1) Upload the completed fasta formatted DNA sequence of Phrynosoma into MITOS (http://mitos.bioinf.uni-leipzig.de/index.py) by clicking on “Choose File” and then selecting your completed mitogenome assembly. Also fill in the other information they request. Lizards are vertebrates, so make sure the Genetic code is set to 02 (=Vertebrate). Then click “Proceed”. This will take approximately 1 hour - 3 days to complete. Rather than wait, click here to see what the results look like.
2) MITOS does a great job with rRNAs, tRNAs, and most of the genes involved in electron transport and oxidative phosphorylation, but we still need to make corrections for some of the start and stop positions of the genes in our sequence. Using the MITOS link I provided above, we want to download this information by clicking on “TBL file” in the upper left. TBL = Table. Open this file and save it.
3) To make corrections to your annotation file we'll be using Sequin. Sequin can be downloaded here Sequin.
4) To start the Sequin program, double click on the Sequin icon on your desktop, then click on “Start New Submission”.
5) The program will now take you through a series of windows that you populate with information. We will only submit one file to GenBank in the end, with all of the appropriate names and data. What you put in here is just for your experience/training. Enter information in the boxes that Dr. Hughey provides.
While you are working with Sequin, you'll need to have the Uta stansburiana sequence file open so that you can compare the amino acid sequences. As noted above, ignore the MITOS rRNA and tRNAs, but correct the other genes start and stop positions by comparing the Uta start and stop positions to our annotation.
Analysis and visualization of the mitogenome
Genome Maps can be drawn with OGDRAW. You use the GenBank flatfile from Sequin to construct your map, go here: http://ogdraw.mpimp-golm.mpg.de/
NCBI Nucleotide database is here: https://www.ncbi.nlm.nih.gov/nucleotide/
Blast search is here: https://blast.ncbi.nlm.nih.gov/Blast.cgi

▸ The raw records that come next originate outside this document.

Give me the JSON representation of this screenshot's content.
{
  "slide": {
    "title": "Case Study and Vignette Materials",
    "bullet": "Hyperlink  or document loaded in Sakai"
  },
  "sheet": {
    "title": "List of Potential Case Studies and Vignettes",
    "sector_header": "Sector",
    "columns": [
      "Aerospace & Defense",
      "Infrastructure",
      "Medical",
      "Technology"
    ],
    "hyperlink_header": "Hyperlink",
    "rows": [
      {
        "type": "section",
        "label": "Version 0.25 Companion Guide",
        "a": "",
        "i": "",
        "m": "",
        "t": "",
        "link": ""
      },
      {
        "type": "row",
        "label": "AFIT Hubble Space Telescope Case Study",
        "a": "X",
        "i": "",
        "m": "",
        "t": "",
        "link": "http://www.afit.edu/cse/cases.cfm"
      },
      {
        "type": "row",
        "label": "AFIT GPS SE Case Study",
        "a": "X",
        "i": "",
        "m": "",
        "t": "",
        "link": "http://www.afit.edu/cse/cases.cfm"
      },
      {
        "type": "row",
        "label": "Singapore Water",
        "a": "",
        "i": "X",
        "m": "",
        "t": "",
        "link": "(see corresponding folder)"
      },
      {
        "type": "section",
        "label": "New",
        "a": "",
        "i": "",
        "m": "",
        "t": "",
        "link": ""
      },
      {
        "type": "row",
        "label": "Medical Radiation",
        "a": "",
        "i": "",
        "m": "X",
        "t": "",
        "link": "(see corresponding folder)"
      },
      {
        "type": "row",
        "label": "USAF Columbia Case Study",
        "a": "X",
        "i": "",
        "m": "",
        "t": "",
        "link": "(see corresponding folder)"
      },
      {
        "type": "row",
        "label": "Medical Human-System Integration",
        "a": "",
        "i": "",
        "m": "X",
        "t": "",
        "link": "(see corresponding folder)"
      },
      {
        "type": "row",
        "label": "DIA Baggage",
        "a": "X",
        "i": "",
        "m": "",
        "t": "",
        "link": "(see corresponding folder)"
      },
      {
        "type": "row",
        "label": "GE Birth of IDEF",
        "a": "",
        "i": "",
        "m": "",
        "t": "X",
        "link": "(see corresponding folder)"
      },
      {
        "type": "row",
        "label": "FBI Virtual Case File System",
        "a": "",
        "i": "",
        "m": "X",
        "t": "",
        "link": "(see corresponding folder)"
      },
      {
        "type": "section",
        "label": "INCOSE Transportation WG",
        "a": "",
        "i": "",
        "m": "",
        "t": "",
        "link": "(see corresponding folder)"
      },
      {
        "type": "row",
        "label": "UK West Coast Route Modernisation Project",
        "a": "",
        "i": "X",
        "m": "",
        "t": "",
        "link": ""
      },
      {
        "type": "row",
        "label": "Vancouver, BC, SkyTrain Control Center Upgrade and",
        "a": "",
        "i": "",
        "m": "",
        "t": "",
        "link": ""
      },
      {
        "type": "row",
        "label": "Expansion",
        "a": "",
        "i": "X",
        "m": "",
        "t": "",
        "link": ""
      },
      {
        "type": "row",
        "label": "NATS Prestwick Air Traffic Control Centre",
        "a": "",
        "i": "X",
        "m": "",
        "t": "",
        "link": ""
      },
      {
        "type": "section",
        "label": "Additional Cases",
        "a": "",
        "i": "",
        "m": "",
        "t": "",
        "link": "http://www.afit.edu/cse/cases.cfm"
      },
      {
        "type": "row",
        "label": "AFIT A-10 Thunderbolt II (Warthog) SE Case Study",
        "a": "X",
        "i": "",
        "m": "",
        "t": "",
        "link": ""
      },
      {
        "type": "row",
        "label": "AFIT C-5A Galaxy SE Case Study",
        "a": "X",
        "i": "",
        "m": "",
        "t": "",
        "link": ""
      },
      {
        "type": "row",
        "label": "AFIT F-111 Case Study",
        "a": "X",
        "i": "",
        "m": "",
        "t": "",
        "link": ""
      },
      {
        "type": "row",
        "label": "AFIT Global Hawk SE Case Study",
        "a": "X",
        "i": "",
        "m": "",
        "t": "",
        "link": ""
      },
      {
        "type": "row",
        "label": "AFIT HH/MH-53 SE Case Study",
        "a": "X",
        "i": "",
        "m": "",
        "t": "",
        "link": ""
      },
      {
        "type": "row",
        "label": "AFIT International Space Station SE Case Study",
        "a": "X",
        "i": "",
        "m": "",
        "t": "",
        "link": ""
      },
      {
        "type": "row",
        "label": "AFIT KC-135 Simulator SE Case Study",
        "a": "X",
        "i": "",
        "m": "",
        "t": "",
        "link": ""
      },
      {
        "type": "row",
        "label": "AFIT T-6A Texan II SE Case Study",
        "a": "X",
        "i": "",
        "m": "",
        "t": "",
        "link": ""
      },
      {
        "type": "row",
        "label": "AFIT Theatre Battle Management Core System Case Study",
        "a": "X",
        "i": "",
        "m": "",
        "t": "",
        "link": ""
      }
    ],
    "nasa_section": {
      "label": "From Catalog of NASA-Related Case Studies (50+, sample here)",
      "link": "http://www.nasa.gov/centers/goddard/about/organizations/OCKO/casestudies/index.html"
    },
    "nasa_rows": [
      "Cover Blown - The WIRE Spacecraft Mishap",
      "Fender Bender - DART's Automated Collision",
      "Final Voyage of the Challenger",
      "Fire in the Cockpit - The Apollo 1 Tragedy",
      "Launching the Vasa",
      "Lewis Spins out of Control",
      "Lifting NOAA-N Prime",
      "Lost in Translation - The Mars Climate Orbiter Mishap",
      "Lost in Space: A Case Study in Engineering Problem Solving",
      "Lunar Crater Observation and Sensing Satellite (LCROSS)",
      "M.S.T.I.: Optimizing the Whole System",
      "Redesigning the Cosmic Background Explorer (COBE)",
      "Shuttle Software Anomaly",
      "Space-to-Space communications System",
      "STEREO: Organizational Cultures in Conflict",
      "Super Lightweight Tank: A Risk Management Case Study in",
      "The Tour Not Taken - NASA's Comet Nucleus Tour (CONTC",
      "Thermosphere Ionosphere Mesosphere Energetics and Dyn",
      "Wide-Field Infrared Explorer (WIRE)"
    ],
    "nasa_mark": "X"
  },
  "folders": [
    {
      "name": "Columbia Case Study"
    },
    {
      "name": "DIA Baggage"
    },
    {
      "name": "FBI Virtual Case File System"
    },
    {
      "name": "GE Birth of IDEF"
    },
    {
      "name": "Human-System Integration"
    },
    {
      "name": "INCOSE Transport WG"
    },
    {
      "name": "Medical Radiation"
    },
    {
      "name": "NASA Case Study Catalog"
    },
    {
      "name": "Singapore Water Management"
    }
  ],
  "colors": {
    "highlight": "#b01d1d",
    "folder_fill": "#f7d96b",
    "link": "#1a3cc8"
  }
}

Links for writing the Mitochondrial DNA Part B: Resources manuscript
-Gray's Original publication of this species can be found here on page 96
-Sequin file (email Dr. Hughey for this file)